Exercise prompt → Wherever the word "true" appears in a line of the records, copy that line.

▬▬▬▬▬▬▬▬▬▬

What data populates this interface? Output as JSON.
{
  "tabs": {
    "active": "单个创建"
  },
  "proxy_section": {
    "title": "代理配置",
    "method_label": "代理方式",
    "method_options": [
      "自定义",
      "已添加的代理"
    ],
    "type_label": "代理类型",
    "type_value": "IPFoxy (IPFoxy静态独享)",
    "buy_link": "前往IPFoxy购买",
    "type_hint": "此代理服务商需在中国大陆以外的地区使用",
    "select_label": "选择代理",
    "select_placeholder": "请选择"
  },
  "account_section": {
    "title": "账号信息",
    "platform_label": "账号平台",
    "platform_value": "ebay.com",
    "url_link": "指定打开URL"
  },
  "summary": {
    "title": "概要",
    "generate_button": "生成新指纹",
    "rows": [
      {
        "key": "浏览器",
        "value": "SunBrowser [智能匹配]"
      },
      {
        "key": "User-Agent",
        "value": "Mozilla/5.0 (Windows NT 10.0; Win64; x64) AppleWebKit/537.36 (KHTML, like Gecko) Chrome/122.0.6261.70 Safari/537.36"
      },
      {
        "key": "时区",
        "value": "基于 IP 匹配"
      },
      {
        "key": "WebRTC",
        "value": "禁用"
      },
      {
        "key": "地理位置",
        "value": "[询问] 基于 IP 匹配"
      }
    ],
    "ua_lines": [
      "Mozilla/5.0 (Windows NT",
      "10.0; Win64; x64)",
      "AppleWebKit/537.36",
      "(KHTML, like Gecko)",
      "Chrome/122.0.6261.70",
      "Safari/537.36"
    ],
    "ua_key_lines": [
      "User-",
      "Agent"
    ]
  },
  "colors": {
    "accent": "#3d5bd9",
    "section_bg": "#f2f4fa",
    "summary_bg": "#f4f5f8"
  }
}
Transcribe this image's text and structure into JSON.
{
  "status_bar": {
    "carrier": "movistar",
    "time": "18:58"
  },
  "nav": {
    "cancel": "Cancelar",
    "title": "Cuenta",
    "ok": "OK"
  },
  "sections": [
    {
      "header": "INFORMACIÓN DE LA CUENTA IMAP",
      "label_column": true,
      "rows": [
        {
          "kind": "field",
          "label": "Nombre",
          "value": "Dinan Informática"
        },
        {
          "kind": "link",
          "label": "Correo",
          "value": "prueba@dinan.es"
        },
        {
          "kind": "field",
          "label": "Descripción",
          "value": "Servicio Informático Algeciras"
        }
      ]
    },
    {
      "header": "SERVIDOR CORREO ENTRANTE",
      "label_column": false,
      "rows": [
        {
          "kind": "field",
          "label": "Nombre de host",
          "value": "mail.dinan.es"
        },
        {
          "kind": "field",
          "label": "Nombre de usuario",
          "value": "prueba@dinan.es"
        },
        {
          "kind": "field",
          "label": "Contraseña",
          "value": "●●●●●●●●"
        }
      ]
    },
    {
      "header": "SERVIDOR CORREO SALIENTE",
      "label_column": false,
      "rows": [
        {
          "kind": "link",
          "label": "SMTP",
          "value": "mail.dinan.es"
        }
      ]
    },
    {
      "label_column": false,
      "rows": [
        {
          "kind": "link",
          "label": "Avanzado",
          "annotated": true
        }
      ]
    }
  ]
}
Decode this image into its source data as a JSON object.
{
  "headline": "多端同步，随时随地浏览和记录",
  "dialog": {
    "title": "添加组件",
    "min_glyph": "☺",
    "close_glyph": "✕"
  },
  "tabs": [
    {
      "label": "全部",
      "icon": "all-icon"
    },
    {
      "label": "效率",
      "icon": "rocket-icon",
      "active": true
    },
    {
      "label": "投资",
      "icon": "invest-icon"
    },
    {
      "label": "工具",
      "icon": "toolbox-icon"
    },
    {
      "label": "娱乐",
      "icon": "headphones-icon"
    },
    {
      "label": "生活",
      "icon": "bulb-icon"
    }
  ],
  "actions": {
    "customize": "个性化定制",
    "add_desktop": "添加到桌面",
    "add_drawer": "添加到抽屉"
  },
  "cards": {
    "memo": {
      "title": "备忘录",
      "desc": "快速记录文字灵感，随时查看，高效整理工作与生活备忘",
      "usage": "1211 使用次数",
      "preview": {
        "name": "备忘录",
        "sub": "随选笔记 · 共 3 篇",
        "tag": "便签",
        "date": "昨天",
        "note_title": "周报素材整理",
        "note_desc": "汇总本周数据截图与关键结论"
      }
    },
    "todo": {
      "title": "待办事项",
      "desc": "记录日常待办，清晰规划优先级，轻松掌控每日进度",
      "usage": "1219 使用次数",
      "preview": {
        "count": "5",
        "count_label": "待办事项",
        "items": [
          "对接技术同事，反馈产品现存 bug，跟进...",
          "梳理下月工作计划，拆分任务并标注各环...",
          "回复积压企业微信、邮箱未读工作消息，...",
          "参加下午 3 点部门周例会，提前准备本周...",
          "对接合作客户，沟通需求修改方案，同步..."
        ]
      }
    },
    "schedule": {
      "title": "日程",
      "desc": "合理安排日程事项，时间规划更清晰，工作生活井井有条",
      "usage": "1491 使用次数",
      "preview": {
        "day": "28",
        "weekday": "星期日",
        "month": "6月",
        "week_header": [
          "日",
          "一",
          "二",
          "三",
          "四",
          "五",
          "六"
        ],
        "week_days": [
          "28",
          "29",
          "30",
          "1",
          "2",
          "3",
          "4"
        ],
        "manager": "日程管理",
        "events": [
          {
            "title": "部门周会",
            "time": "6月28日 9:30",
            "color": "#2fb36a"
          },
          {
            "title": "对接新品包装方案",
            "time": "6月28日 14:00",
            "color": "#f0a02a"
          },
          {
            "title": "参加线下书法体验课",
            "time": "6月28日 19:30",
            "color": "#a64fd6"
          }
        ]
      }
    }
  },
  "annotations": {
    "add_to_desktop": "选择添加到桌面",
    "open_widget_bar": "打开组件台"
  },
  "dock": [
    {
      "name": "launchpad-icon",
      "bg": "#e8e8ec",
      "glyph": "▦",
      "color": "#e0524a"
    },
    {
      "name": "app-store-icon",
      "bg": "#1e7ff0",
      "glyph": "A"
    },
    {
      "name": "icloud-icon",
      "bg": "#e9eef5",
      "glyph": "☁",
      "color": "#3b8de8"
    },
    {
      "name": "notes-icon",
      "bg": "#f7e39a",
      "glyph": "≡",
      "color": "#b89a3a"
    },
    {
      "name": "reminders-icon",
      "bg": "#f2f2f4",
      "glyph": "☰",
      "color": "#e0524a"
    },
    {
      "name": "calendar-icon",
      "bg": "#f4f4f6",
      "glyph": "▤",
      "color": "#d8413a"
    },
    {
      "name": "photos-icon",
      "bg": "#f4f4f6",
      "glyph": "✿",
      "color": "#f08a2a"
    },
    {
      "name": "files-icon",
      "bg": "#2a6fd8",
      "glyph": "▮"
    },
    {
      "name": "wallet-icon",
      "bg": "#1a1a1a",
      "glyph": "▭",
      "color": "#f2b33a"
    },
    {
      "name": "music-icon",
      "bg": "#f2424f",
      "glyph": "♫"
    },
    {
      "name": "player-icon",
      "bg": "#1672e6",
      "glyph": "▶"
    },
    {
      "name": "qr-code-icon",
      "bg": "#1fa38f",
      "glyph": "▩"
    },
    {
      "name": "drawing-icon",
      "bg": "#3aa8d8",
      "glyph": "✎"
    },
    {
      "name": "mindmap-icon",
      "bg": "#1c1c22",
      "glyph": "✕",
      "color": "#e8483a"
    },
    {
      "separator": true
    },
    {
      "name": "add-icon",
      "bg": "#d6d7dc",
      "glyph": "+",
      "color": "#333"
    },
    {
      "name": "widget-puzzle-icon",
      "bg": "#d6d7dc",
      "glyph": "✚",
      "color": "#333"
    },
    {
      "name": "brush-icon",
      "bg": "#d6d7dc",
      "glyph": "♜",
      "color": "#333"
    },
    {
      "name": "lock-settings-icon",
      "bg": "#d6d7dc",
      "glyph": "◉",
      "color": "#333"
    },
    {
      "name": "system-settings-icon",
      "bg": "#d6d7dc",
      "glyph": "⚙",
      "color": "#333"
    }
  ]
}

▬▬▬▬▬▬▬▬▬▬

Answer →
      "label_column": true,
          "annotated": true
      "active": true
      "separator": true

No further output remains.